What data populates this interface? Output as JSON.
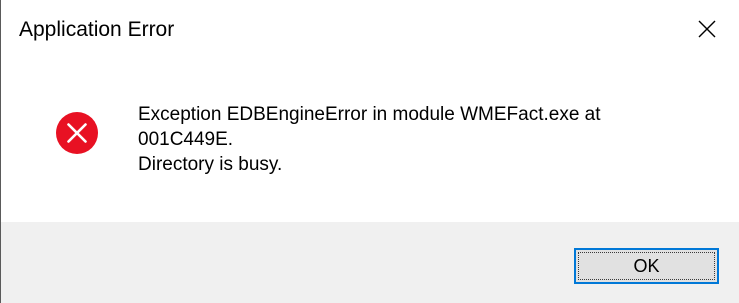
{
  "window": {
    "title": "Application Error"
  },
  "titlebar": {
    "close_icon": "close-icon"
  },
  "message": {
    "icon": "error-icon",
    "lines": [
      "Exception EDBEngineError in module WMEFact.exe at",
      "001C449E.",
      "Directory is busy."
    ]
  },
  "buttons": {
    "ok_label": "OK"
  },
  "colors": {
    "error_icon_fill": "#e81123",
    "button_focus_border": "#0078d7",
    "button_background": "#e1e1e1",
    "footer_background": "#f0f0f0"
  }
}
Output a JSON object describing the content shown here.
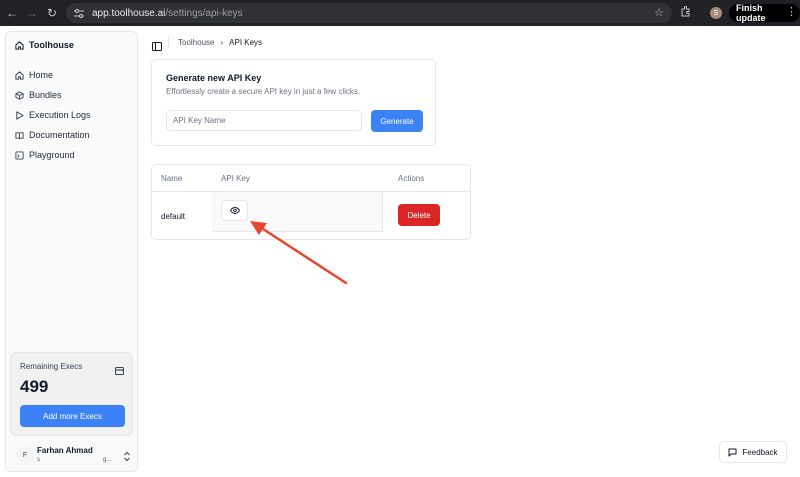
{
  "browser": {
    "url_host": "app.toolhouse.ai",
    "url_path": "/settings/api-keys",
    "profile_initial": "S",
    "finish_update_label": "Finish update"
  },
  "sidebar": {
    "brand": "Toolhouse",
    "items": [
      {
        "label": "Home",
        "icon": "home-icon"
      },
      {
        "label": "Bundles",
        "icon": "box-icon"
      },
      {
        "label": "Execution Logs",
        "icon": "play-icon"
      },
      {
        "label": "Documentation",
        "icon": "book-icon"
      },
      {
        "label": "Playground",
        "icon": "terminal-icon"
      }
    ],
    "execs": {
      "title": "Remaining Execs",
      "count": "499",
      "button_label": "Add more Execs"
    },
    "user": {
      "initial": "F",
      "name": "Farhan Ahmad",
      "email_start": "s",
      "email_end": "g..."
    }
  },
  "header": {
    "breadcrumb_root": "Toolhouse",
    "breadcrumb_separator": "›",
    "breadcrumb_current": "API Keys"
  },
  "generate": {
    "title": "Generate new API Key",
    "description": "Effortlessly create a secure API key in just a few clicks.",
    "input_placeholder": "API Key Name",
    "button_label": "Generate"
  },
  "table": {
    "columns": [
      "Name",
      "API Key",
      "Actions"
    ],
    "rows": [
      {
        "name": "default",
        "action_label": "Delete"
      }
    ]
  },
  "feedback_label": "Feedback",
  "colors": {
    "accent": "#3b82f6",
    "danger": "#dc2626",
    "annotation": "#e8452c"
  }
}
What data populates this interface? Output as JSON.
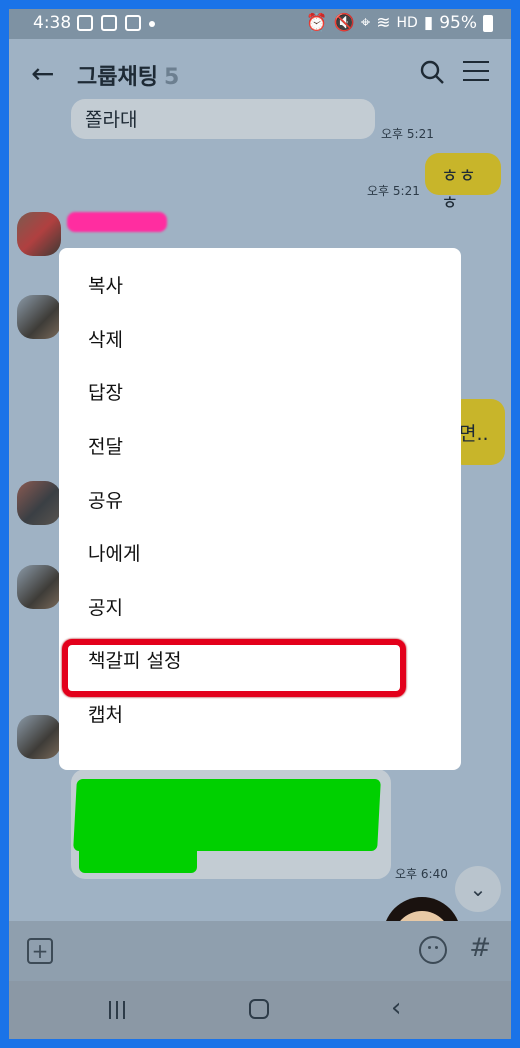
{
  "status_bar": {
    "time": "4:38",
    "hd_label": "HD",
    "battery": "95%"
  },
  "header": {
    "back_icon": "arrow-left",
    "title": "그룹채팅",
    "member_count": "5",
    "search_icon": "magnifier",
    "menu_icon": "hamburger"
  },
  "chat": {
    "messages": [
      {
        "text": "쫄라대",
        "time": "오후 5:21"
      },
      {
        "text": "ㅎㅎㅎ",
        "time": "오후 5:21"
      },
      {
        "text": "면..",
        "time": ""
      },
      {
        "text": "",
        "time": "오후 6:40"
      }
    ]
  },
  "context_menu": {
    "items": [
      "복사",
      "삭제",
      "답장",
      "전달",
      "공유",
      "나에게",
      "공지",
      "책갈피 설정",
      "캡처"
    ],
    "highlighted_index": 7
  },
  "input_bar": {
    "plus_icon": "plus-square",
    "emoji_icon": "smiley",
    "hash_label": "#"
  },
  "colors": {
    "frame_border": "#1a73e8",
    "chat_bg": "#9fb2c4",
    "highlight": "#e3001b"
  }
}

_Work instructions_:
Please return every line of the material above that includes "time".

_Expected answer_:
    "time": "4:38",
        "time": "오후 5:21"
        "time": "오후 5:21"
        "time": ""
        "time": "오후 6:40"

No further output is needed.